[[ Data open ]]

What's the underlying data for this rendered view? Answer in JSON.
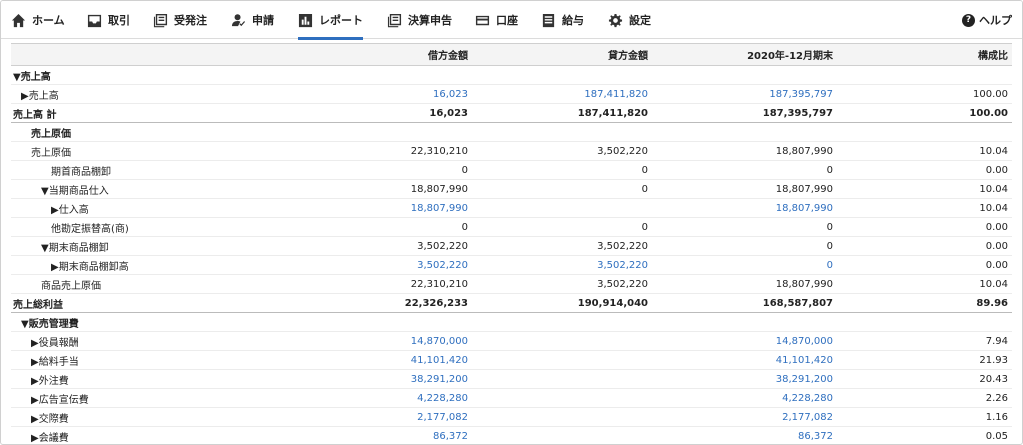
{
  "nav": {
    "items": [
      {
        "label": "ホーム",
        "icon": "home-icon"
      },
      {
        "label": "取引",
        "icon": "inbox-icon"
      },
      {
        "label": "受発注",
        "icon": "document-icon"
      },
      {
        "label": "申請",
        "icon": "user-check-icon"
      },
      {
        "label": "レポート",
        "icon": "bar-chart-icon",
        "active": true
      },
      {
        "label": "決算申告",
        "icon": "document-icon"
      },
      {
        "label": "口座",
        "icon": "credit-card-icon"
      },
      {
        "label": "給与",
        "icon": "list-icon"
      },
      {
        "label": "設定",
        "icon": "gear-icon"
      }
    ],
    "help_label": "ヘルプ",
    "help_icon": "?",
    "accent_color": "#2f6fbf"
  },
  "table": {
    "headers": [
      "",
      "借方金額",
      "貸方金額",
      "2020年-12月期末",
      "構成比"
    ],
    "rows": [
      {
        "name": "▼売上高",
        "level": 0,
        "style": "bold",
        "debit": "",
        "credit": "",
        "period": "",
        "ratio": "",
        "link": false
      },
      {
        "name": "▶売上高",
        "level": 1,
        "style": "",
        "debit": "16,023",
        "credit": "187,411,820",
        "period": "187,395,797",
        "ratio": "100.00",
        "link": true
      },
      {
        "name": "売上高 計",
        "level": 0,
        "style": "total",
        "debit": "16,023",
        "credit": "187,411,820",
        "period": "187,395,797",
        "ratio": "100.00",
        "link": false
      },
      {
        "name": "売上原価",
        "level": 2,
        "style": "bold",
        "debit": "",
        "credit": "",
        "period": "",
        "ratio": "",
        "link": false
      },
      {
        "name": "売上原価",
        "level": 2,
        "style": "",
        "debit": "22,310,210",
        "credit": "3,502,220",
        "period": "18,807,990",
        "ratio": "10.04",
        "link": false
      },
      {
        "name": "期首商品棚卸",
        "level": 4,
        "style": "",
        "debit": "0",
        "credit": "0",
        "period": "0",
        "ratio": "0.00",
        "link": false
      },
      {
        "name": "▼当期商品仕入",
        "level": 3,
        "style": "",
        "debit": "18,807,990",
        "credit": "0",
        "period": "18,807,990",
        "ratio": "10.04",
        "link": false
      },
      {
        "name": "▶仕入高",
        "level": 4,
        "style": "",
        "debit": "18,807,990",
        "credit": "",
        "period": "18,807,990",
        "ratio": "10.04",
        "link": true
      },
      {
        "name": "他勘定振替高(商)",
        "level": 4,
        "style": "",
        "debit": "0",
        "credit": "0",
        "period": "0",
        "ratio": "0.00",
        "link": false
      },
      {
        "name": "▼期末商品棚卸",
        "level": 3,
        "style": "",
        "debit": "3,502,220",
        "credit": "3,502,220",
        "period": "0",
        "ratio": "0.00",
        "link": false
      },
      {
        "name": "▶期末商品棚卸高",
        "level": 4,
        "style": "",
        "debit": "3,502,220",
        "credit": "3,502,220",
        "period": "0",
        "ratio": "0.00",
        "link": true
      },
      {
        "name": "商品売上原価",
        "level": 3,
        "style": "",
        "debit": "22,310,210",
        "credit": "3,502,220",
        "period": "18,807,990",
        "ratio": "10.04",
        "link": false
      },
      {
        "name": "売上総利益",
        "level": 0,
        "style": "total",
        "debit": "22,326,233",
        "credit": "190,914,040",
        "period": "168,587,807",
        "ratio": "89.96",
        "link": false
      },
      {
        "name": "▼販売管理費",
        "level": 1,
        "style": "bold",
        "debit": "",
        "credit": "",
        "period": "",
        "ratio": "",
        "link": false
      },
      {
        "name": "▶役員報酬",
        "level": 2,
        "style": "",
        "debit": "14,870,000",
        "credit": "",
        "period": "14,870,000",
        "ratio": "7.94",
        "link": true
      },
      {
        "name": "▶給料手当",
        "level": 2,
        "style": "",
        "debit": "41,101,420",
        "credit": "",
        "period": "41,101,420",
        "ratio": "21.93",
        "link": true
      },
      {
        "name": "▶外注費",
        "level": 2,
        "style": "",
        "debit": "38,291,200",
        "credit": "",
        "period": "38,291,200",
        "ratio": "20.43",
        "link": true
      },
      {
        "name": "▶広告宣伝費",
        "level": 2,
        "style": "",
        "debit": "4,228,280",
        "credit": "",
        "period": "4,228,280",
        "ratio": "2.26",
        "link": true
      },
      {
        "name": "▶交際費",
        "level": 2,
        "style": "",
        "debit": "2,177,082",
        "credit": "",
        "period": "2,177,082",
        "ratio": "1.16",
        "link": true
      },
      {
        "name": "▶会議費",
        "level": 2,
        "style": "",
        "debit": "86,372",
        "credit": "",
        "period": "86,372",
        "ratio": "0.05",
        "link": true
      }
    ]
  }
}
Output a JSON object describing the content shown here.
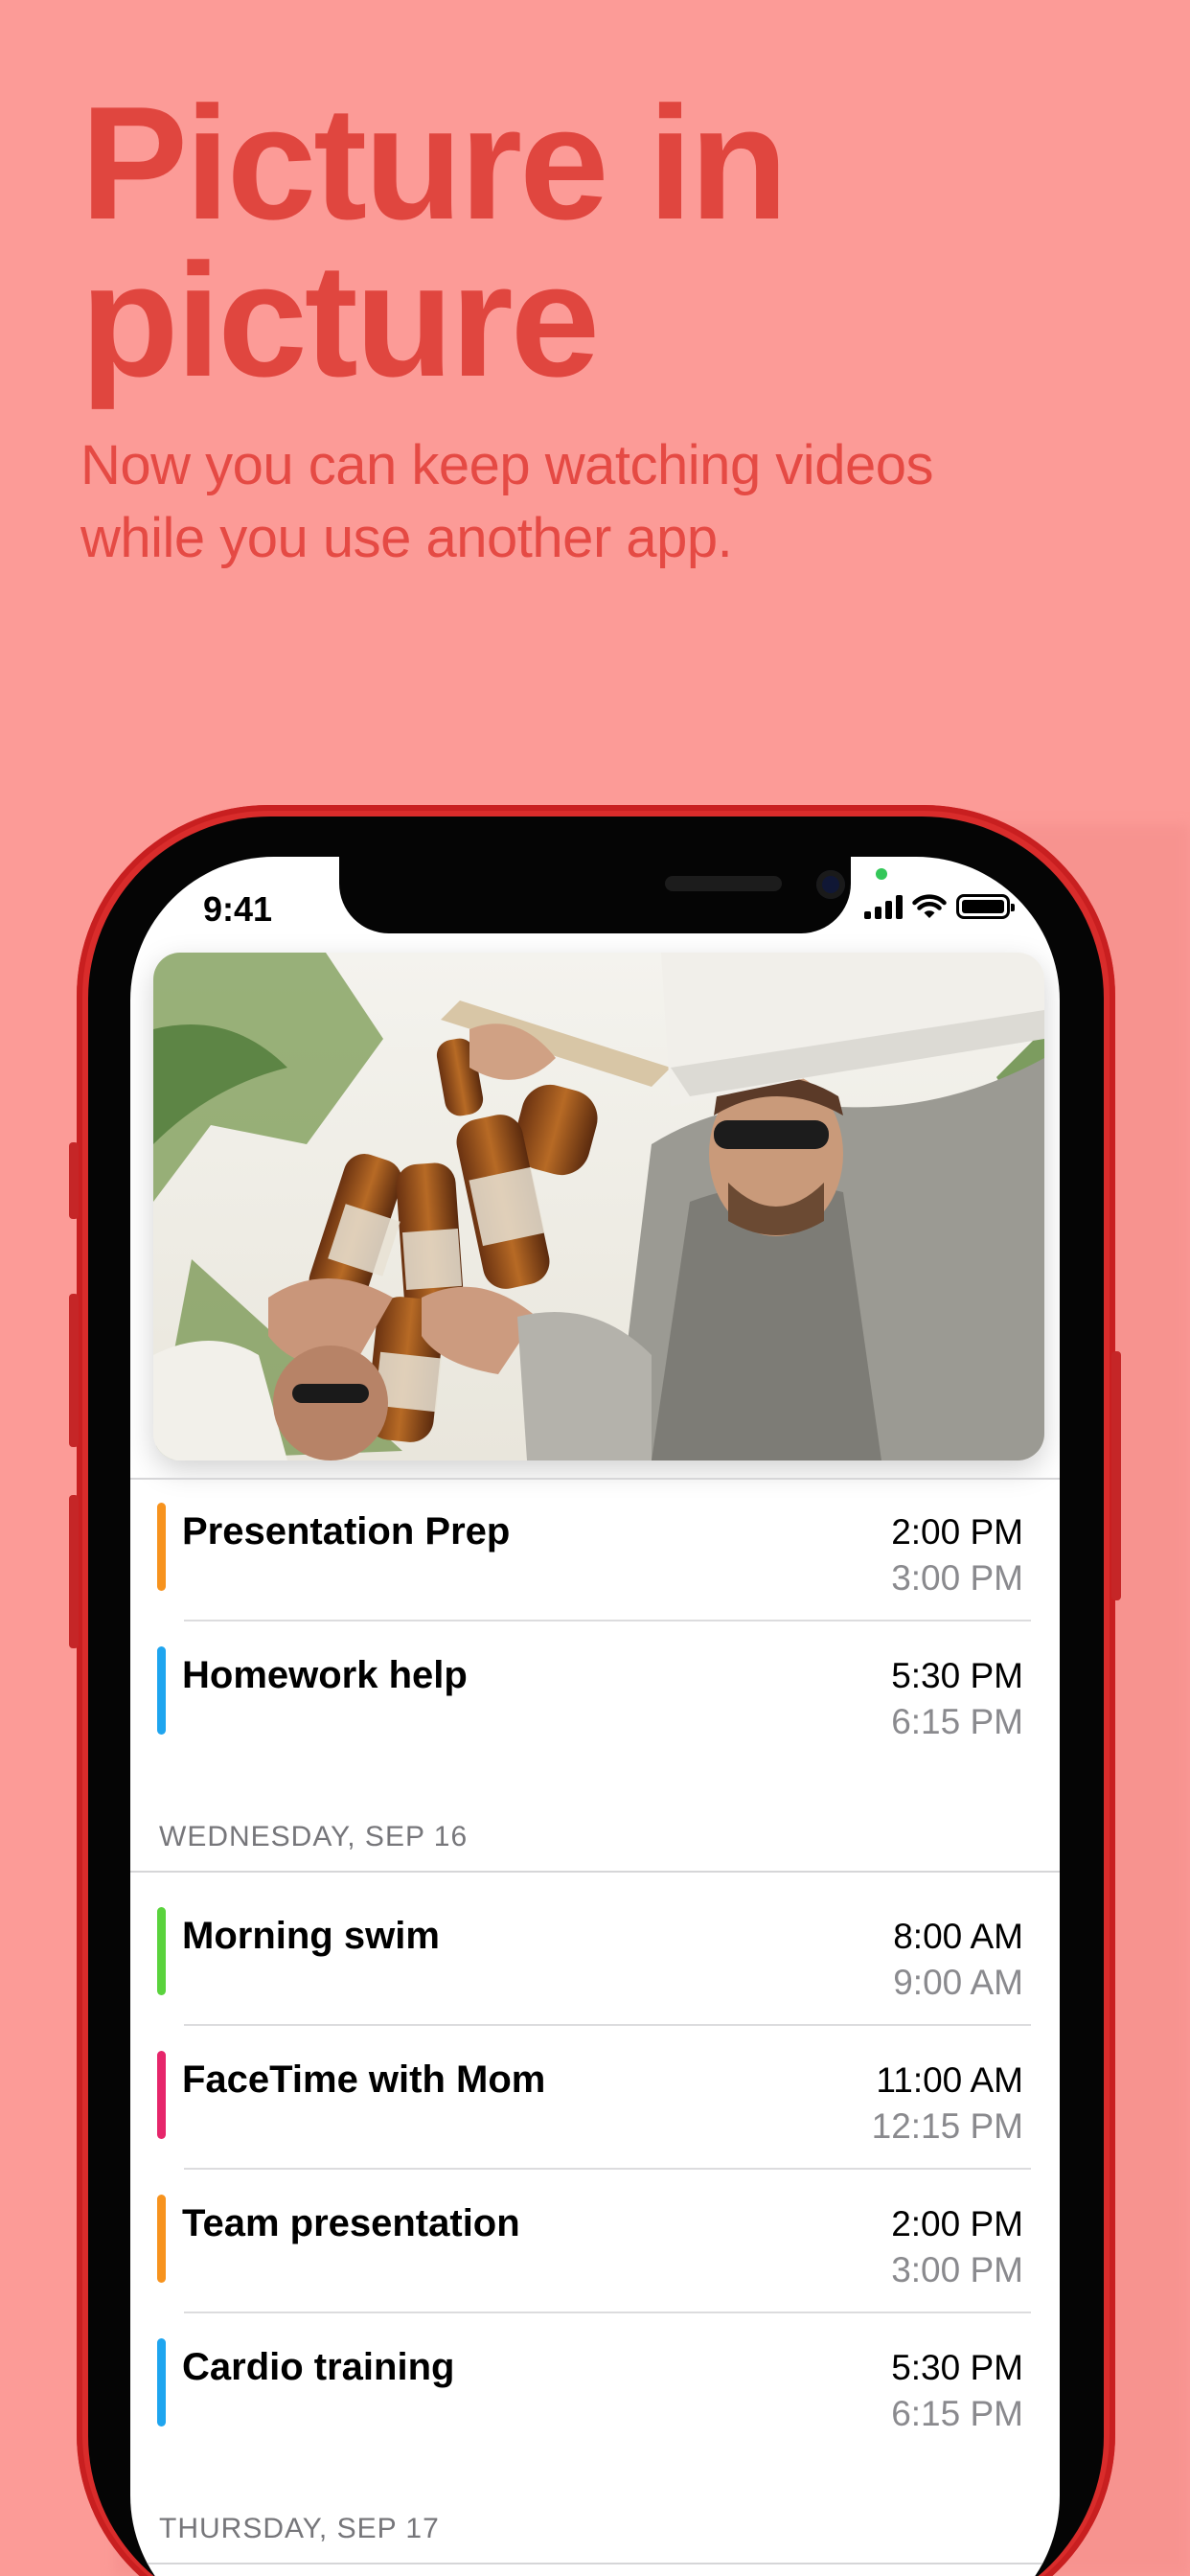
{
  "promo": {
    "headline_line1": "Picture in",
    "headline_line2": "picture",
    "subhead_line1": "Now you can keep watching videos",
    "subhead_line2": "while you use another app."
  },
  "status_bar": {
    "time": "9:41"
  },
  "video": {
    "icon": "video-frame"
  },
  "calendar": {
    "groups": [
      {
        "header": "",
        "events": [
          {
            "title": "Presentation Prep",
            "start": "2:00 PM",
            "end": "3:00 PM",
            "color": "#f7931e"
          },
          {
            "title": "Homework help",
            "start": "5:30 PM",
            "end": "6:15 PM",
            "color": "#1fa5ef"
          }
        ]
      },
      {
        "header": "WEDNESDAY, SEP 16",
        "events": [
          {
            "title": "Morning swim",
            "start": "8:00 AM",
            "end": "9:00 AM",
            "color": "#5ad33d"
          },
          {
            "title": "FaceTime with Mom",
            "start": "11:00 AM",
            "end": "12:15 PM",
            "color": "#e6266b"
          },
          {
            "title": "Team presentation",
            "start": "2:00 PM",
            "end": "3:00 PM",
            "color": "#f7931e"
          },
          {
            "title": "Cardio training",
            "start": "5:30 PM",
            "end": "6:15 PM",
            "color": "#1fa5ef"
          }
        ]
      },
      {
        "header": "THURSDAY, SEP 17",
        "events": []
      }
    ]
  },
  "colors": {
    "background": "#fc9b97",
    "headline": "#e0463f",
    "phone": "#d92c2b"
  }
}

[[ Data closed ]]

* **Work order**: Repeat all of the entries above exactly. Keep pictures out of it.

* **Completed task**:
What's the underlying data for this rendered view? Answer in JSON.
{
  "nav": {
    "items": [
      {
        "label": "ホーム",
        "icon": "home-icon"
      },
      {
        "label": "取引",
        "icon": "inbox-icon"
      },
      {
        "label": "受発注",
        "icon": "document-icon"
      },
      {
        "label": "申請",
        "icon": "user-check-icon"
      },
      {
        "label": "レポート",
        "icon": "bar-chart-icon",
        "active": true
      },
      {
        "label": "決算申告",
        "icon": "document-icon"
      },
      {
        "label": "口座",
        "icon": "credit-card-icon"
      },
      {
        "label": "給与",
        "icon": "list-icon"
      },
      {
        "label": "設定",
        "icon": "gear-icon"
      }
    ],
    "help_label": "ヘルプ",
    "help_icon": "?",
    "accent_color": "#2f6fbf"
  },
  "table": {
    "headers": [
      "",
      "借方金額",
      "貸方金額",
      "2020年-12月期末",
      "構成比"
    ],
    "rows": [
      {
        "name": "▼売上高",
        "level": 0,
        "style": "bold",
        "debit": "",
        "credit": "",
        "period": "",
        "ratio": "",
        "link": false
      },
      {
        "name": "▶売上高",
        "level": 1,
        "style": "",
        "debit": "16,023",
        "credit": "187,411,820",
        "period": "187,395,797",
        "ratio": "100.00",
        "link": true
      },
      {
        "name": "売上高 計",
        "level": 0,
        "style": "total",
        "debit": "16,023",
        "credit": "187,411,820",
        "period": "187,395,797",
        "ratio": "100.00",
        "link": false
      },
      {
        "name": "売上原価",
        "level": 2,
        "style": "bold",
        "debit": "",
        "credit": "",
        "period": "",
        "ratio": "",
        "link": false
      },
      {
        "name": "売上原価",
        "level": 2,
        "style": "",
        "debit": "22,310,210",
        "credit": "3,502,220",
        "period": "18,807,990",
        "ratio": "10.04",
        "link": false
      },
      {
        "name": "期首商品棚卸",
        "level": 4,
        "style": "",
        "debit": "0",
        "credit": "0",
        "period": "0",
        "ratio": "0.00",
        "link": false
      },
      {
        "name": "▼当期商品仕入",
        "level": 3,
        "style": "",
        "debit": "18,807,990",
        "credit": "0",
        "period": "18,807,990",
        "ratio": "10.04",
        "link": false
      },
      {
        "name": "▶仕入高",
        "level": 4,
        "style": "",
        "debit": "18,807,990",
        "credit": "",
        "period": "18,807,990",
        "ratio": "10.04",
        "link": true
      },
      {
        "name": "他勘定振替高(商)",
        "level": 4,
        "style": "",
        "debit": "0",
        "credit": "0",
        "period": "0",
        "ratio": "0.00",
        "link": false
      },
      {
        "name": "▼期末商品棚卸",
        "level": 3,
        "style": "",
        "debit": "3,502,220",
        "credit": "3,502,220",
        "period": "0",
        "ratio": "0.00",
        "link": false
      },
      {
        "name": "▶期末商品棚卸高",
        "level": 4,
        "style": "",
        "debit": "3,502,220",
        "credit": "3,502,220",
        "period": "0",
        "ratio": "0.00",
        "link": true
      },
      {
        "name": "商品売上原価",
        "level": 3,
        "style": "",
        "debit": "22,310,210",
        "credit": "3,502,220",
        "period": "18,807,990",
        "ratio": "10.04",
        "link": false
      },
      {
        "name": "売上総利益",
        "level": 0,
        "style": "total",
        "debit": "22,326,233",
        "credit": "190,914,040",
        "period": "168,587,807",
        "ratio": "89.96",
        "link": false
      },
      {
        "name": "▼販売管理費",
        "level": 1,
        "style": "bold",
        "debit": "",
        "credit": "",
        "period": "",
        "ratio": "",
        "link": false
      },
      {
        "name": "▶役員報酬",
        "level": 2,
        "style": "",
        "debit": "14,870,000",
        "credit": "",
        "period": "14,870,000",
        "ratio": "7.94",
        "link": true
      },
      {
        "name": "▶給料手当",
        "level": 2,
        "style": "",
        "debit": "41,101,420",
        "credit": "",
        "period": "41,101,420",
        "ratio": "21.93",
        "link": true
      },
      {
        "name": "▶外注費",
        "level": 2,
        "style": "",
        "debit": "38,291,200",
        "credit": "",
        "period": "38,291,200",
        "ratio": "20.43",
        "link": true
      },
      {
        "name": "▶広告宣伝費",
        "level": 2,
        "style": "",
        "debit": "4,228,280",
        "credit": "",
        "period": "4,228,280",
        "ratio": "2.26",
        "link": true
      },
      {
        "name": "▶交際費",
        "level": 2,
        "style": "",
        "debit": "2,177,082",
        "credit": "",
        "period": "2,177,082",
        "ratio": "1.16",
        "link": true
      },
      {
        "name": "▶会議費",
        "level": 2,
        "style": "",
        "debit": "86,372",
        "credit": "",
        "period": "86,372",
        "ratio": "0.05",
        "link": true
      }
    ]
  }
}
Output a JSON object describing the content shown here.
{
  "promo": {
    "headline_line1": "Picture in",
    "headline_line2": "picture",
    "subhead_line1": "Now you can keep watching videos",
    "subhead_line2": "while you use another app."
  },
  "status_bar": {
    "time": "9:41"
  },
  "video": {
    "icon": "video-frame"
  },
  "calendar": {
    "groups": [
      {
        "header": "",
        "events": [
          {
            "title": "Presentation Prep",
            "start": "2:00 PM",
            "end": "3:00 PM",
            "color": "#f7931e"
          },
          {
            "title": "Homework help",
            "start": "5:30 PM",
            "end": "6:15 PM",
            "color": "#1fa5ef"
          }
        ]
      },
      {
        "header": "WEDNESDAY, SEP 16",
        "events": [
          {
            "title": "Morning swim",
            "start": "8:00 AM",
            "end": "9:00 AM",
            "color": "#5ad33d"
          },
          {
            "title": "FaceTime with Mom",
            "start": "11:00 AM",
            "end": "12:15 PM",
            "color": "#e6266b"
          },
          {
            "title": "Team presentation",
            "start": "2:00 PM",
            "end": "3:00 PM",
            "color": "#f7931e"
          },
          {
            "title": "Cardio training",
            "start": "5:30 PM",
            "end": "6:15 PM",
            "color": "#1fa5ef"
          }
        ]
      },
      {
        "header": "THURSDAY, SEP 17",
        "events": []
      }
    ]
  },
  "colors": {
    "background": "#fc9b97",
    "headline": "#e0463f",
    "phone": "#d92c2b"
  }
}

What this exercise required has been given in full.